Sunday, Monday, Wednesday, Friday Morning Prayer, 9 a.m. Here’s the worship bulletin for Sunday, March 7.
Adult Forum, Sunday, 10 a.m. Part two of a four-part series. Our guest leader is Linda Allport who will survey a selection of ideas from our Judeo-Christian heritage. We’ll explore Jewish theology, excerpts from the Gospels & the Epistles of Paul as well as ideas from early and modern Christian thought. Together we’ll learn how these threads pull together and influence our 21st century Christian ethic. If you didn’t receive my Saturday e-blast, please email Linda for link.
Tuesday, Thursday, Saturday Evening Prayer, 8 p.m.
• Bible Fellowship Wednesdays, 6 p.m.

Children’s Ministry News:
“Corey Gonsalves here, Director of St. John’s Children’s Ministry. Today I’m sharing the link to our third Sunday in Lent Godly Play story. This particular story is about Jesus’s baptism. Coming up shortly we have a craft project for our children the week of March 22. If you’d like your child to jump into our next art/craft project, I need the head count by this Wednesday, March 10. Thanks!
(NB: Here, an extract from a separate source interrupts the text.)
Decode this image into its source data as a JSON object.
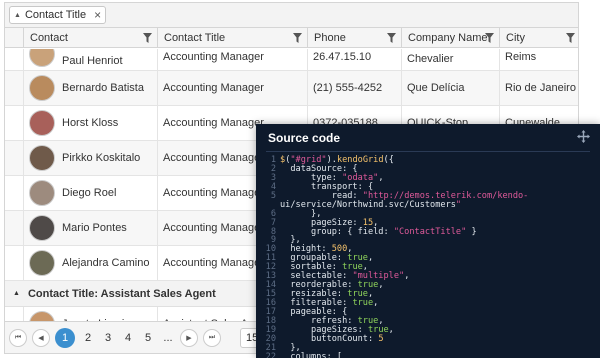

When the craft supplies are ready to be picked up or dropped off I’ll let you know.”

My (Rev. Christopher) Zoom office hours are Tuesdays at 10 a.m. Here’s my Zoom link.

Rev. Karen’s Zoom office hours are Thursdays at 10 a.m. Here’s Rev. Karen’s Zoom link.

In the name of Jesus,